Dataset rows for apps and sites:
····················
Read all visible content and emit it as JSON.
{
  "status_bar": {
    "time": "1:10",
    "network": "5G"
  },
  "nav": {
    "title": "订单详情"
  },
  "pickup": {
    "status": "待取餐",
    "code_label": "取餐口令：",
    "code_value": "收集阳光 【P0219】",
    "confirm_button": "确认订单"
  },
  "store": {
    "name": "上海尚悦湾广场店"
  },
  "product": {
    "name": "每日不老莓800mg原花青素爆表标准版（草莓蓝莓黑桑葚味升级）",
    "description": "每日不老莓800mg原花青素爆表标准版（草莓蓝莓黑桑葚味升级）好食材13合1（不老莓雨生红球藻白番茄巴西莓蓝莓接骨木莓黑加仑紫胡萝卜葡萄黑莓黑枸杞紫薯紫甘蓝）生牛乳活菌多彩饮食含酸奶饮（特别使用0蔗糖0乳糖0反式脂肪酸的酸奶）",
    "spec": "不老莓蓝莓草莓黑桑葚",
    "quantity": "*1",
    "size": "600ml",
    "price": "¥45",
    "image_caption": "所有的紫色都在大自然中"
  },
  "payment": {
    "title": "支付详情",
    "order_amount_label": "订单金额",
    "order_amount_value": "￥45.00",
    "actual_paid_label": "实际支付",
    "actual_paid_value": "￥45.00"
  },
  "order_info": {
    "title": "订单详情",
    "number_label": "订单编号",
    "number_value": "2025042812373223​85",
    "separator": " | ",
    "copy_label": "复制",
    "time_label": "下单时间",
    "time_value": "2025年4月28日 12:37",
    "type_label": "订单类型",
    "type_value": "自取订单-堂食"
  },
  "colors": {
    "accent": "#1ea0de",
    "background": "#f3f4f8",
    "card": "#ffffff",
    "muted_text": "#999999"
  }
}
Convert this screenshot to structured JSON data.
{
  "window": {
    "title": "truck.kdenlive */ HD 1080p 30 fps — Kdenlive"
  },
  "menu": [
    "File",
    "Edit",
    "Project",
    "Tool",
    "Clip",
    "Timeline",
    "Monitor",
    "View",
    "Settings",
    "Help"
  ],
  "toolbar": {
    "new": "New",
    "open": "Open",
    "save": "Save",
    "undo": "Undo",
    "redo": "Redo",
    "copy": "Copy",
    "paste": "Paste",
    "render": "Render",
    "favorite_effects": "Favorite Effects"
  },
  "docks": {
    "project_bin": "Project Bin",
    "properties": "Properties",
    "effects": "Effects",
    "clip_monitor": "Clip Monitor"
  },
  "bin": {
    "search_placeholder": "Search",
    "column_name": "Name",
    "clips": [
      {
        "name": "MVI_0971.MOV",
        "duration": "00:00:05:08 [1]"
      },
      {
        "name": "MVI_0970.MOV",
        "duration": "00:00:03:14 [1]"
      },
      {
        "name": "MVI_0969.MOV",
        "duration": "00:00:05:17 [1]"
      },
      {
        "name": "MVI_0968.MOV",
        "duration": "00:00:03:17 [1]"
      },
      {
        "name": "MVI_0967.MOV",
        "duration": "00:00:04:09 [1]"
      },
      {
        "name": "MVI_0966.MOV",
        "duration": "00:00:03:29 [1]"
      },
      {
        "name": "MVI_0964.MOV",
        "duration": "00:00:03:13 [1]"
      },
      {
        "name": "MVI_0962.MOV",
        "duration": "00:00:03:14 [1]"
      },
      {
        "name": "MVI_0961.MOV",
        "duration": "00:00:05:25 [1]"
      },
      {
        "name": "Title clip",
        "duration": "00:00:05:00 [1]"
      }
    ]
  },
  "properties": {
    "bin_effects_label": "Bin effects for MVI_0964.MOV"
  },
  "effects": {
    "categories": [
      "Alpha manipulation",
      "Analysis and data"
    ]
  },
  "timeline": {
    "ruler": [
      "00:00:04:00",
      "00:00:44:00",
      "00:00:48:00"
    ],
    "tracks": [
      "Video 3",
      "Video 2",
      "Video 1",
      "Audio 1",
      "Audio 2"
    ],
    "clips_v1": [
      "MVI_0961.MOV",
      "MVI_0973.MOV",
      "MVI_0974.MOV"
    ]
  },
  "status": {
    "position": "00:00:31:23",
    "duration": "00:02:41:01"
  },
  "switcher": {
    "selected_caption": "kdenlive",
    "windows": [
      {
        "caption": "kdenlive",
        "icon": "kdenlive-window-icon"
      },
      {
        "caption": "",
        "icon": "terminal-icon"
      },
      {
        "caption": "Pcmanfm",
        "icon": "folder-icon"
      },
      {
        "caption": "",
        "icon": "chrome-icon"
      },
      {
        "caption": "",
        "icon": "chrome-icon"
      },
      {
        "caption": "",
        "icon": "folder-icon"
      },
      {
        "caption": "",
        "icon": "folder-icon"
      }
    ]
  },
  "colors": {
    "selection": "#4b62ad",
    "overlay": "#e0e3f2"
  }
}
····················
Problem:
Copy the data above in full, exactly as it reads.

Answer to this task:
Read all visible content and emit it as JSON.
{
  "status_bar": {
    "time": "1:10",
    "network": "5G"
  },
  "nav": {
    "title": "订单详情"
  },
  "pickup": {
    "status": "待取餐",
    "code_label": "取餐口令：",
    "code_value": "收集阳光 【P0219】",
    "confirm_button": "确认订单"
  },
  "store": {
    "name": "上海尚悦湾广场店"
  },
  "product": {
    "name": "每日不老莓800mg原花青素爆表标准版（草莓蓝莓黑桑葚味升级）",
    "description": "每日不老莓800mg原花青素爆表标准版（草莓蓝莓黑桑葚味升级）好食材13合1（不老莓雨生红球藻白番茄巴西莓蓝莓接骨木莓黑加仑紫胡萝卜葡萄黑莓黑枸杞紫薯紫甘蓝）生牛乳活菌多彩饮食含酸奶饮（特别使用0蔗糖0乳糖0反式脂肪酸的酸奶）",
    "spec": "不老莓蓝莓草莓黑桑葚",
    "quantity": "*1",
    "size": "600ml",
    "price": "¥45",
    "image_caption": "所有的紫色都在大自然中"
  },
  "payment": {
    "title": "支付详情",
    "order_amount_label": "订单金额",
    "order_amount_value": "￥45.00",
    "actual_paid_label": "实际支付",
    "actual_paid_value": "￥45.00"
  },
  "order_info": {
    "title": "订单详情",
    "number_label": "订单编号",
    "number_value": "2025042812373223​85",
    "separator": " | ",
    "copy_label": "复制",
    "time_label": "下单时间",
    "time_value": "2025年4月28日 12:37",
    "type_label": "订单类型",
    "type_value": "自取订单-堂食"
  },
  "colors": {
    "accent": "#1ea0de",
    "background": "#f3f4f8",
    "card": "#ffffff",
    "muted_text": "#999999"
  }
}
Convert this screenshot to structured JSON data.
{
  "window": {
    "title": "truck.kdenlive */ HD 1080p 30 fps — Kdenlive"
  },
  "menu": [
    "File",
    "Edit",
    "Project",
    "Tool",
    "Clip",
    "Timeline",
    "Monitor",
    "View",
    "Settings",
    "Help"
  ],
  "toolbar": {
    "new": "New",
    "open": "Open",
    "save": "Save",
    "undo": "Undo",
    "redo": "Redo",
    "copy": "Copy",
    "paste": "Paste",
    "render": "Render",
    "favorite_effects": "Favorite Effects"
  },
  "docks": {
    "project_bin": "Project Bin",
    "properties": "Properties",
    "effects": "Effects",
    "clip_monitor": "Clip Monitor"
  },
  "bin": {
    "search_placeholder": "Search",
    "column_name": "Name",
    "clips": [
      {
        "name": "MVI_0971.MOV",
        "duration": "00:00:05:08 [1]"
      },
      {
        "name": "MVI_0970.MOV",
        "duration": "00:00:03:14 [1]"
      },
      {
        "name": "MVI_0969.MOV",
        "duration": "00:00:05:17 [1]"
      },
      {
        "name": "MVI_0968.MOV",
        "duration": "00:00:03:17 [1]"
      },
      {
        "name": "MVI_0967.MOV",
        "duration": "00:00:04:09 [1]"
      },
      {
        "name": "MVI_0966.MOV",
        "duration": "00:00:03:29 [1]"
      },
      {
        "name": "MVI_0964.MOV",
        "duration": "00:00:03:13 [1]"
      },
      {
        "name": "MVI_0962.MOV",
        "duration": "00:00:03:14 [1]"
      },
      {
        "name": "MVI_0961.MOV",
        "duration": "00:00:05:25 [1]"
      },
      {
        "name": "Title clip",
        "duration": "00:00:05:00 [1]"
      }
    ]
  },
  "properties": {
    "bin_effects_label": "Bin effects for MVI_0964.MOV"
  },
  "effects": {
    "categories": [
      "Alpha manipulation",
      "Analysis and data"
    ]
  },
  "timeline": {
    "ruler": [
      "00:00:04:00",
      "00:00:44:00",
      "00:00:48:00"
    ],
    "tracks": [
      "Video 3",
      "Video 2",
      "Video 1",
      "Audio 1",
      "Audio 2"
    ],
    "clips_v1": [
      "MVI_0961.MOV",
      "MVI_0973.MOV",
      "MVI_0974.MOV"
    ]
  },
  "status": {
    "position": "00:00:31:23",
    "duration": "00:02:41:01"
  },
  "switcher": {
    "selected_caption": "kdenlive",
    "windows": [
      {
        "caption": "kdenlive",
        "icon": "kdenlive-window-icon"
      },
      {
        "caption": "",
        "icon": "terminal-icon"
      },
      {
        "caption": "Pcmanfm",
        "icon": "folder-icon"
      },
      {
        "caption": "",
        "icon": "chrome-icon"
      },
      {
        "caption": "",
        "icon": "chrome-icon"
      },
      {
        "caption": "",
        "icon": "folder-icon"
      },
      {
        "caption": "",
        "icon": "folder-icon"
      }
    ]
  },
  "colors": {
    "selection": "#4b62ad",
    "overlay": "#e0e3f2"
  }
}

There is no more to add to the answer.